▸ What the task asks
The expected response is the full listing, retyped exactly, without its images.

▸ Provided material
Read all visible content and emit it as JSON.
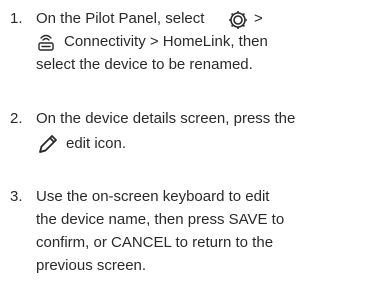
{
  "steps": [
    {
      "number": "1.",
      "line1_text": "On the Pilot Panel, select",
      "line1_after_icon": ">",
      "line2_text": "Connectivity > HomeLink, then",
      "line3_text": "select the device to be renamed."
    },
    {
      "number": "2.",
      "line1_text": "On the device details screen, press the",
      "line2_text": "edit icon."
    },
    {
      "number": "3.",
      "line1_text": "Use the on-screen keyboard to edit",
      "line2_text": "the device name, then press SAVE to",
      "line3_text": "confirm, or CANCEL to return to the",
      "line4_text": "previous screen."
    }
  ],
  "icons": {
    "settings": "gear-icon",
    "connectivity": "connectivity-icon",
    "edit": "pencil-icon"
  }
}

▸ Reply to the task
Read all visible content and emit it as JSON.
{
  "steps": [
    {
      "number": "1.",
      "line1_text": "On the Pilot Panel, select",
      "line1_after_icon": ">",
      "line2_text": "Connectivity > HomeLink, then",
      "line3_text": "select the device to be renamed."
    },
    {
      "number": "2.",
      "line1_text": "On the device details screen, press the",
      "line2_text": "edit icon."
    },
    {
      "number": "3.",
      "line1_text": "Use the on-screen keyboard to edit",
      "line2_text": "the device name, then press SAVE to",
      "line3_text": "confirm, or CANCEL to return to the",
      "line4_text": "previous screen."
    }
  ],
  "icons": {
    "settings": "gear-icon",
    "connectivity": "connectivity-icon",
    "edit": "pencil-icon"
  }
}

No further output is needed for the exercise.